“These are capabilities that were previously unimaginable,” human rights lawyer Alon Sapir told the outlet. “This is a dystopian technology from a human rights perspective. Just its mere existence raises serious questions.”
“One can imagine video being manipulated to incriminate innocent citizens or shield guilty parties that are close to the system, or even just manipulative editing for ideological or even political purposes should it fall into the wrong hands,” said Sapir.
From a legal perspective, “intelligence collection is a sensitive issue,” Sapir explained. “Despite a lack of legislation, the police deploy mass surveillance means they may not be fully authorized to use: technology like the HawkEye system, which no one knew about until the media revealed its existence.”
While manipulated videos are inadmissible as evidence in Israeli courts, Sapir noted that “a scenario in which someone is accused of something and doesn’t know if the evidence presented against them is real or not is truly dystopian. The current law does not begin to address situations like these.”
People living in the Occupied Palestinian Territories are especially vulnerable to abuse.

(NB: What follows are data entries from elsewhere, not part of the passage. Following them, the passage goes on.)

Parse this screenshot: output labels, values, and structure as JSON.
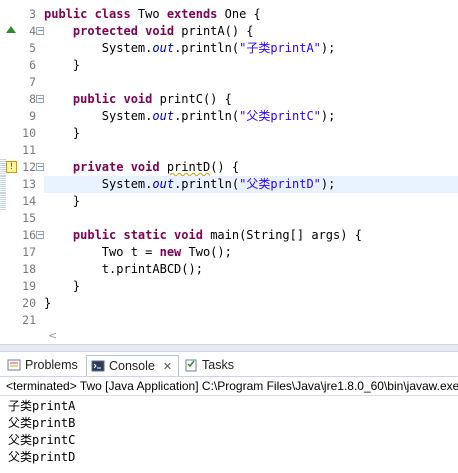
{
  "editor": {
    "lines": [
      {
        "num": "3",
        "segments": [
          {
            "t": "public class ",
            "c": "kw"
          },
          {
            "t": "Two ",
            "c": ""
          },
          {
            "t": "extends ",
            "c": "kw"
          },
          {
            "t": "One {",
            "c": ""
          }
        ]
      },
      {
        "num": "4",
        "segments": [
          {
            "t": "    ",
            "c": ""
          },
          {
            "t": "protected void ",
            "c": "kw"
          },
          {
            "t": "printA() {",
            "c": ""
          }
        ]
      },
      {
        "num": "5",
        "segments": [
          {
            "t": "        System.",
            "c": ""
          },
          {
            "t": "out",
            "c": "fld"
          },
          {
            "t": ".println(",
            "c": ""
          },
          {
            "t": "\"子类printA\"",
            "c": "str"
          },
          {
            "t": ");",
            "c": ""
          }
        ]
      },
      {
        "num": "6",
        "segments": [
          {
            "t": "    }",
            "c": ""
          }
        ]
      },
      {
        "num": "7",
        "segments": []
      },
      {
        "num": "8",
        "segments": [
          {
            "t": "    ",
            "c": ""
          },
          {
            "t": "public void ",
            "c": "kw"
          },
          {
            "t": "printC() {",
            "c": ""
          }
        ]
      },
      {
        "num": "9",
        "segments": [
          {
            "t": "        System.",
            "c": ""
          },
          {
            "t": "out",
            "c": "fld"
          },
          {
            "t": ".println(",
            "c": ""
          },
          {
            "t": "\"父类printC\"",
            "c": "str"
          },
          {
            "t": ");",
            "c": ""
          }
        ]
      },
      {
        "num": "10",
        "segments": [
          {
            "t": "    }",
            "c": ""
          }
        ]
      },
      {
        "num": "11",
        "segments": []
      },
      {
        "num": "12",
        "segments": [
          {
            "t": "    ",
            "c": ""
          },
          {
            "t": "private void ",
            "c": "kw"
          },
          {
            "t": "printD",
            "c": "warn"
          },
          {
            "t": "() {",
            "c": ""
          }
        ]
      },
      {
        "num": "13",
        "segments": [
          {
            "t": "        System.",
            "c": ""
          },
          {
            "t": "out",
            "c": "fld"
          },
          {
            "t": ".println(",
            "c": ""
          },
          {
            "t": "\"父类printD\"",
            "c": "str"
          },
          {
            "t": ");",
            "c": ""
          }
        ]
      },
      {
        "num": "14",
        "segments": [
          {
            "t": "    }",
            "c": ""
          }
        ]
      },
      {
        "num": "15",
        "segments": []
      },
      {
        "num": "16",
        "segments": [
          {
            "t": "    ",
            "c": ""
          },
          {
            "t": "public static void ",
            "c": "kw"
          },
          {
            "t": "main(String[] ",
            "c": ""
          },
          {
            "t": "args",
            "c": ""
          },
          {
            "t": ") {",
            "c": ""
          }
        ]
      },
      {
        "num": "17",
        "segments": [
          {
            "t": "        Two t = ",
            "c": ""
          },
          {
            "t": "new ",
            "c": "kw"
          },
          {
            "t": "Two();",
            "c": ""
          }
        ]
      },
      {
        "num": "18",
        "segments": [
          {
            "t": "        t.printABCD();",
            "c": ""
          }
        ]
      },
      {
        "num": "19",
        "segments": [
          {
            "t": "    }",
            "c": ""
          }
        ]
      },
      {
        "num": "20",
        "segments": [
          {
            "t": "}",
            "c": ""
          }
        ]
      },
      {
        "num": "21",
        "segments": []
      }
    ],
    "fold_lines": [
      "4",
      "8",
      "12",
      "16"
    ],
    "override_marker_line": "4",
    "warning_marker_line": "12",
    "current_line": "13",
    "scroll_left_glyph": "<"
  },
  "panel": {
    "tabs": [
      {
        "label": "Problems",
        "icon": "problems-icon",
        "active": false
      },
      {
        "label": "Console",
        "icon": "console-icon",
        "active": true,
        "close": "✕"
      },
      {
        "label": "Tasks",
        "icon": "tasks-icon",
        "active": false
      }
    ],
    "console_header": "<terminated> Two [Java Application] C:\\Program Files\\Java\\jre1.8.0_60\\bin\\javaw.exe",
    "output": [
      "子类printA",
      "父类printB",
      "父类printC",
      "父类printD"
    ]
  },
  "colors": {
    "keyword": "#7f0055",
    "string": "#2a00ff",
    "field": "#0000c0",
    "current_line_bg": "#e8f2fe"
  }
}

“Take for example the Blue Wolf facial recognition technology, used by the IDF to keep track of Palestinians,” said Sapir. “The West Bank is Israel’s defense establishment testing ground—and a scenario in which Toka’s tech is deployed unbeknownst to anyone is simply terrifying.”
“There have been cases in which video evidence helped refute false claims made by settlers and soldiers, and helped save innocent Palestinians from jail,” he added. “We’ve also seen cases in which video evidence has been tampered with in the past.”
Kenny Stancil is a staff writer for Common Dreams